- For the Standing Vertical players are not allowed to take any steps. They position themselves under the Vertec jump device and jump from a flat footed starting position.
Because the Standing Vertical doesn’t have the benefit of running momentum or extra steps it is always lower than the Max Vertical.
- Starting 2011, there are between 4 to 10 players each year who achieve over 40” in the Max Vertical. Before that usually only 1 to 3 players jump over 40”.
- Each year there are about 22 to 30 players who achieve at between 35” to 40” in their Max Vertical.
A good running jump then, if you want to match up with the best basketball players on the planet is to try to get to 35”.
For the Standing Vertical:
- Around 20 to 35 players each year jump over 30” from the flat footed, no step jump.
This makes 30” a good goal to shoot for in terms of the no step vertical jump.
Average Vertical Jump of NFL Players (Draft Combine)
Similar to the figures that were recorded for college football and basketball players, NFL combine vertical leap scores show to be much higher than those of NBA players.
One thing of note is that the NFL only tests Standing Vertical Jump. This means no steps before the jump.
- Each year the combine on average sees about 10 players who go over 40 inches from a flat footed jump position.
One thing we noticed with both the NBA and NFL combine statistics is that each year there are more and more players breaking the 30”, 35” and 40” marks, which means that more athletes are including jump training in their workout routines.
Because volleyball isn’t as popular as basketball and football, there isn’t as much information about it that’s available. We’re sure that coaches have their own criteria when looking at players.
- One player to note when it comes to volleyball is Leonel Marshall who is said to have an astounding 50″ vertical.
- When it comes to elite volleyball players, a number of national teams were measured and average vertical jumps for the teams ranged from 32 inches to 38 inches.
Vertical Jump Training Resources
Now that you know where you stand compared to others and have something to shoot for. The next step is to figure out how to get there.
When it comes to improving your vertical jump there are a few ways. As far as exercises go, use our list of jump training exercises here to get results. Then, complement that with ploymetrics. These are great free resources.
Free only gets you so far. There’s a reason NBA players hire professional trainers during the off season. Heck, even Michael Jordan had Tim Grover.
Pros get you further than doing it yourself. They also get you there faster.
This is why we recommend going with PROVEN jump programs.
Our top 2 recommendations:
Average Vertical Jump Varies Depending on Who You Compare Against
As much as we all want to know what the average vertical jump for everyone is, that number is not available because it is not useful.
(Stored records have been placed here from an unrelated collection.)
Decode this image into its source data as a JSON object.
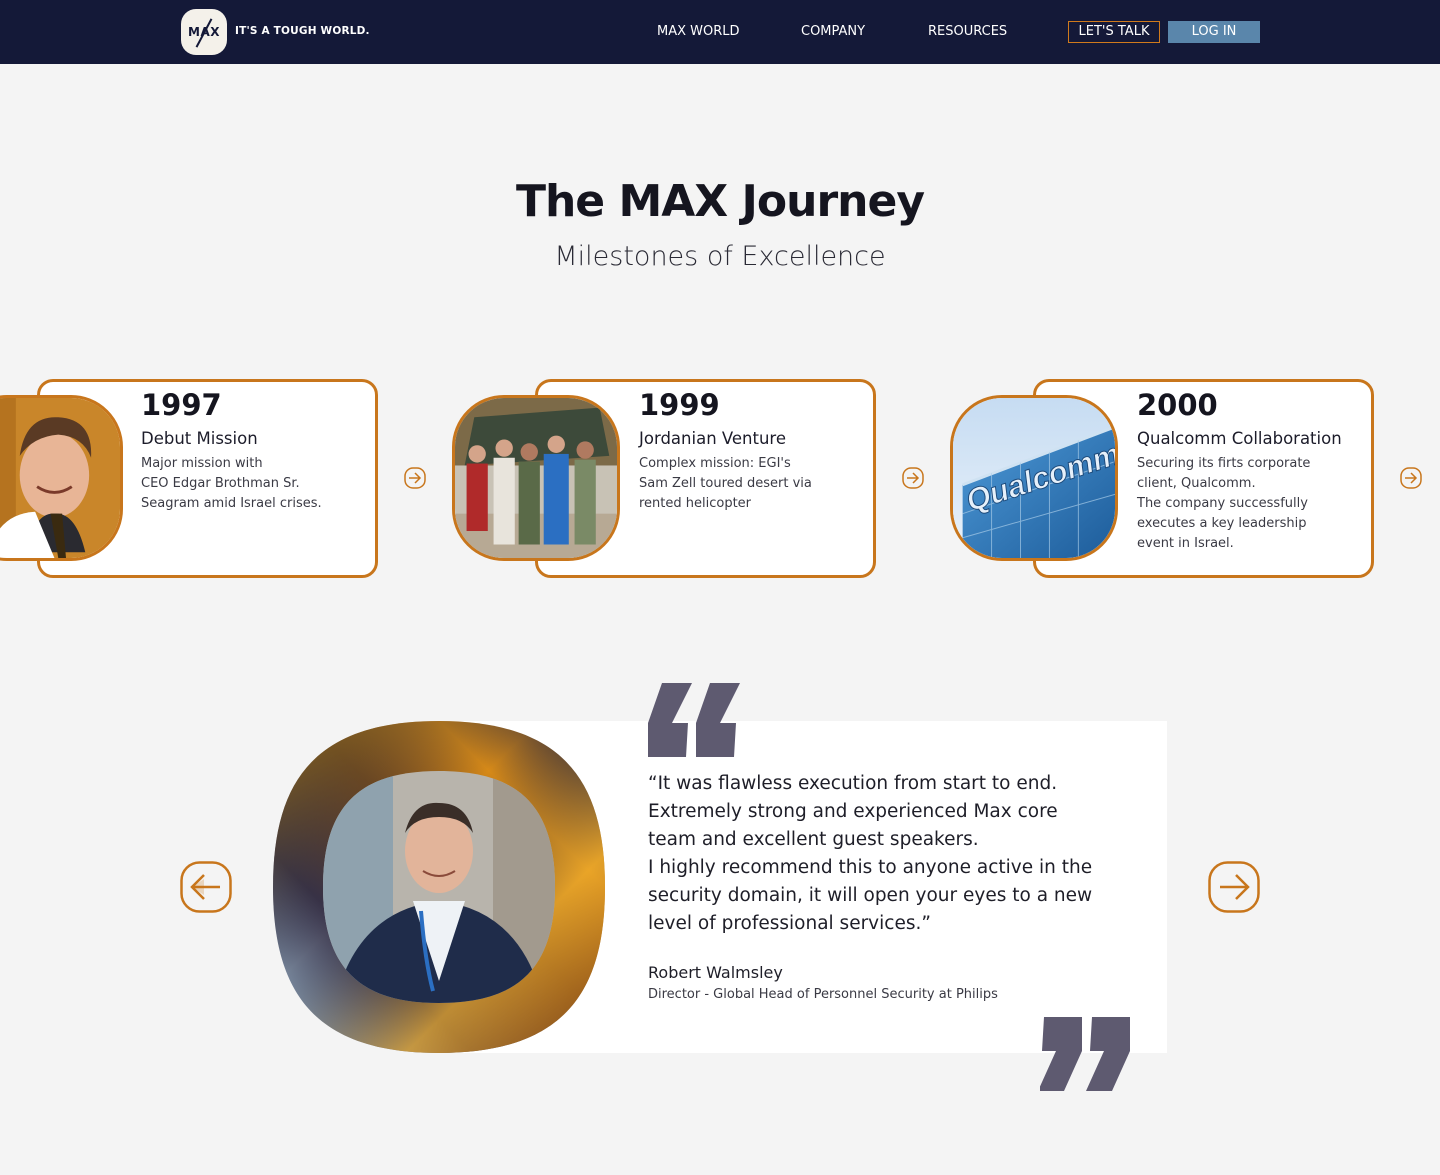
{
  "nav": {
    "logo_text": "MAX",
    "tagline": "IT'S A TOUGH WORLD.",
    "links": [
      "MAX WORLD",
      "COMPANY",
      "RESOURCES"
    ],
    "talk_label": "LET'S TALK",
    "login_label": "LOG IN"
  },
  "hero": {
    "title": "The MAX Journey",
    "subtitle": "Milestones of Excellence"
  },
  "milestones": [
    {
      "year": "1997",
      "title": "Debut Mission",
      "desc": "Major mission with\nCEO Edgar Brothman Sr.\nSeagram amid Israel crises.",
      "image": "portrait-photo"
    },
    {
      "year": "1999",
      "title": "Jordanian Venture",
      "desc": "Complex mission: EGI's\nSam Zell toured desert via\nrented helicopter",
      "image": "group-photo"
    },
    {
      "year": "2000",
      "title": "Qualcomm Collaboration",
      "desc": "Securing its firts corporate\nclient, Qualcomm.\nThe company successfully\nexecutes a key leadership\nevent in Israel.",
      "image": "qualcomm-building-photo",
      "sign_text": "Qualcomm"
    }
  ],
  "testimonial": {
    "quote": "“It was flawless execution from start to end.\n Extremely strong and experienced Max core\n team and excellent guest speakers.\n I highly recommend this to anyone active in the\n security domain, it will open your eyes to a new\n level of professional services.”",
    "name": "Robert Walmsley",
    "role": "Director - Global Head of Personnel Security at Philips"
  },
  "colors": {
    "nav_bg": "#141938",
    "accent": "#c8761c",
    "login_bg": "#5a86ab",
    "quote_mark": "#5e5a70",
    "page_bg": "#f4f4f4"
  },
  "icons": {
    "milestone_next": "arrow-right-icon",
    "testimonial_prev": "arrow-left-icon",
    "testimonial_next": "arrow-right-icon"
  }
}
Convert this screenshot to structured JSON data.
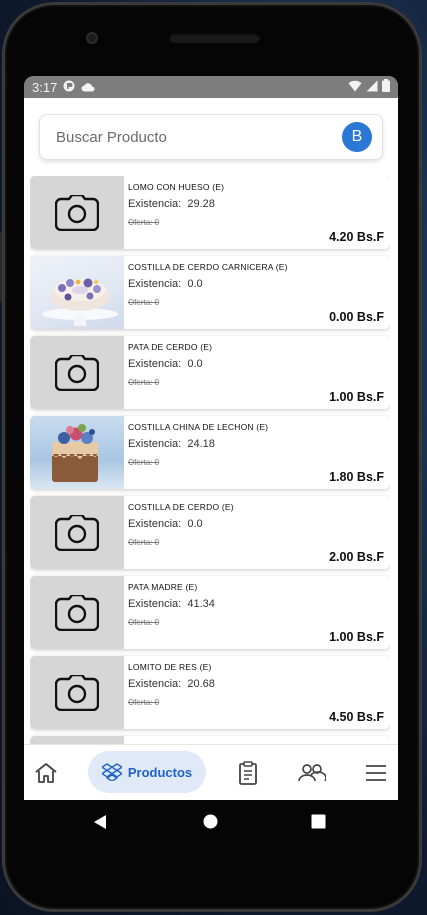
{
  "status": {
    "time": "3:17"
  },
  "search": {
    "placeholder": "Buscar Producto",
    "avatar_letter": "B"
  },
  "products": [
    {
      "name": "LOMO CON HUESO (E)",
      "stock_label": "Existencia:",
      "stock": "29.28",
      "offer": "Oferta: 0",
      "price": "4.20 Bs.F",
      "image": "camera-placeholder"
    },
    {
      "name": "COSTILLA DE CERDO CARNICERA (E)",
      "stock_label": "Existencia:",
      "stock": "0.0",
      "offer": "Oferta: 0",
      "price": "0.00 Bs.F",
      "image": "cake-photo"
    },
    {
      "name": "PATA DE CERDO (E)",
      "stock_label": "Existencia:",
      "stock": "0.0",
      "offer": "Oferta: 0",
      "price": "1.00 Bs.F",
      "image": "camera-placeholder"
    },
    {
      "name": "COSTILLA CHINA DE LECHON (E)",
      "stock_label": "Existencia:",
      "stock": "24.18",
      "offer": "Oferta: 0",
      "price": "1.80 Bs.F",
      "image": "cake-photo"
    },
    {
      "name": "COSTILLA DE CERDO (E)",
      "stock_label": "Existencia:",
      "stock": "0.0",
      "offer": "Oferta: 0",
      "price": "2.00 Bs.F",
      "image": "camera-placeholder"
    },
    {
      "name": "PATA MADRE (E)",
      "stock_label": "Existencia:",
      "stock": "41.34",
      "offer": "Oferta: 0",
      "price": "1.00 Bs.F",
      "image": "camera-placeholder"
    },
    {
      "name": "LOMITO DE RES (E)",
      "stock_label": "Existencia:",
      "stock": "20.68",
      "offer": "Oferta: 0",
      "price": "4.50 Bs.F",
      "image": "camera-placeholder"
    }
  ],
  "nav": {
    "active_label": "Productos"
  },
  "colors": {
    "accent": "#1f63c9",
    "avatar": "#2a77d6",
    "status_bar": "#7d7d7d",
    "active_pill": "#dfe9f7"
  }
}
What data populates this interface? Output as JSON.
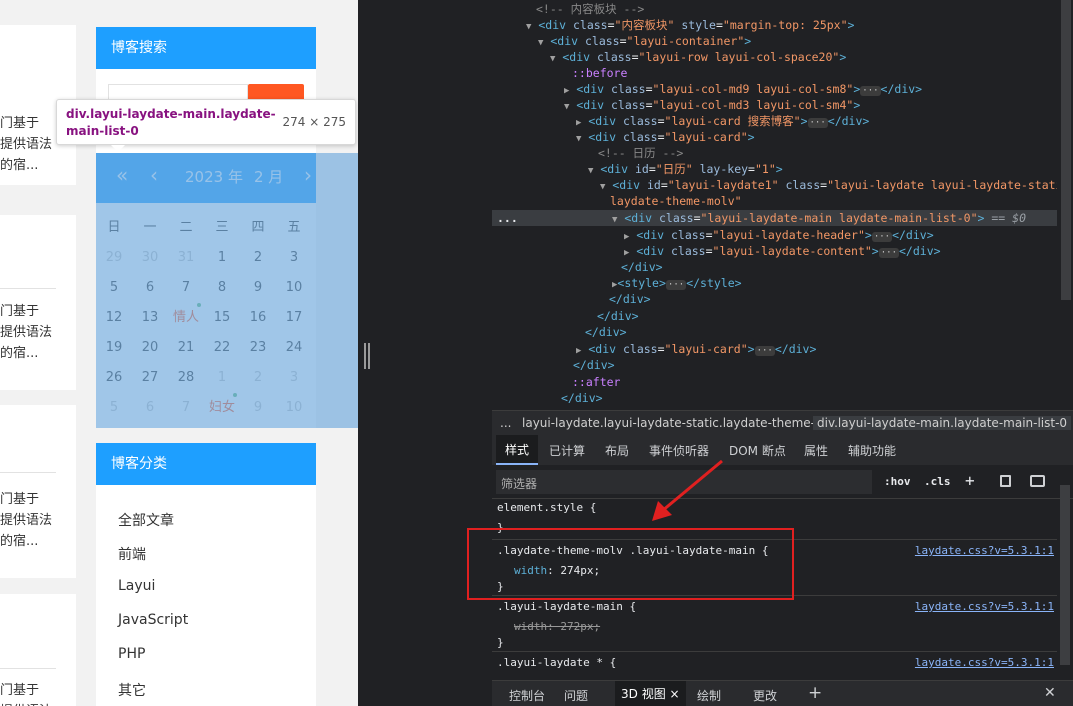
{
  "page": {
    "excerpt_lines": [
      "门基于",
      "提供语法",
      "的宿..."
    ],
    "search_card_title": "博客搜索",
    "category_card_title": "博客分类",
    "categories": [
      "全部文章",
      "前端",
      "Layui",
      "JavaScript",
      "PHP",
      "其它"
    ]
  },
  "tooltip": {
    "selector": "div.layui-laydate-main.laydate-main-list-0",
    "size": "274 × 275"
  },
  "calendar": {
    "year": "2023 年",
    "month": "2 月",
    "weekdays": [
      "日",
      "一",
      "二",
      "三",
      "四",
      "五"
    ],
    "rows": [
      [
        "29",
        "30",
        "31",
        "1",
        "2",
        "3"
      ],
      [
        "5",
        "6",
        "7",
        "8",
        "9",
        "10"
      ],
      [
        "12",
        "13",
        "情人",
        "15",
        "16",
        "17"
      ],
      [
        "19",
        "20",
        "21",
        "22",
        "23",
        "24"
      ],
      [
        "26",
        "27",
        "28",
        "1",
        "2",
        "3"
      ],
      [
        "5",
        "6",
        "7",
        "妇女",
        "9",
        "10"
      ]
    ]
  },
  "dom": {
    "l1_comment": "<!--  内容板块 -->",
    "l2_tag": "div",
    "l2_attr": "class",
    "l2_val": "\"内容板块\"",
    "l2_attr2": "style",
    "l2_val2": "\"margin-top: 25px\"",
    "l3_val": "\"layui-container\"",
    "l4_val": "\"layui-row layui-col-space20\"",
    "before": "::before",
    "l6_val": "\"layui-col-md9 layui-col-sm8\"",
    "l7_val": "\"layui-col-md3 layui-col-sm4\"",
    "l8_val": "\"layui-card 搜索博客\"",
    "l9_val": "\"layui-card\"",
    "l10_comment": "<!--  日历 -->",
    "l11_id": "\"日历\"",
    "l11_attr2": "lay-key",
    "l11_val2": "\"1\"",
    "l12_id": "\"layui-laydate1\"",
    "l12_val": "\"layui-laydate layui-laydate-static",
    "l13_cont": "laydate-theme-molv\"",
    "l14_val": "\"layui-laydate-main laydate-main-list-0\"",
    "l14_eq": "== $0",
    "l15_val": "\"layui-laydate-header\"",
    "l16_val": "\"layui-laydate-content\"",
    "close_div": "</div>",
    "style_tag": "style",
    "close_style": "</style>",
    "l22_val": "\"layui-card\"",
    "after": "::after",
    "gutter_dots": "..."
  },
  "breadcrumb": {
    "ellipsis": "...",
    "item1": "layui-laydate.layui-laydate-static.laydate-theme-molv",
    "item2": "div.layui-laydate-main.laydate-main-list-0"
  },
  "styles_tabs": [
    "样式",
    "已计算",
    "布局",
    "事件侦听器",
    "DOM 断点",
    "属性",
    "辅助功能"
  ],
  "filter": {
    "placeholder": "筛选器",
    "hov": ":hov",
    "cls": ".cls",
    "plus": "+"
  },
  "rules": {
    "r0_sel": "element.style {",
    "close": "}",
    "r1_sel": ".laydate-theme-molv .layui-laydate-main {",
    "r1_prop": "width",
    "r1_val": "274px;",
    "r1_src": "laydate.css?v=5.3.1:1",
    "r2_sel": ".layui-laydate-main {",
    "r2_decl": "width: 272px;",
    "r2_src": "laydate.css?v=5.3.1:1",
    "r3_sel": ".layui-laydate * {",
    "r3_src": "laydate.css?v=5.3.1:1"
  },
  "drawer_tabs": [
    "控制台",
    "问题",
    "3D 视图",
    "绘制",
    "更改"
  ],
  "drawer_close": "×",
  "drawer_add": "+",
  "drawer_x": "✕",
  "colors": {
    "accent": "#1e9fff",
    "search_button": "#ff5722",
    "annotation": "#e02020",
    "devtools_bg": "#202124"
  }
}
Men and women are designed differently. Younger kids have not developed their muscles yet. And, after you get a certain age, your muscles start slowing down as well.
Just as importantly, vertical jump does not exist in a vacuum of its own. While it is often used to gauge agility and explosiveness, each sport utilizes jumping in different ways.
So, it is actually how the jump is used in that sport that makes it valuable. This means it is better to benchmark yourself with similar athletes.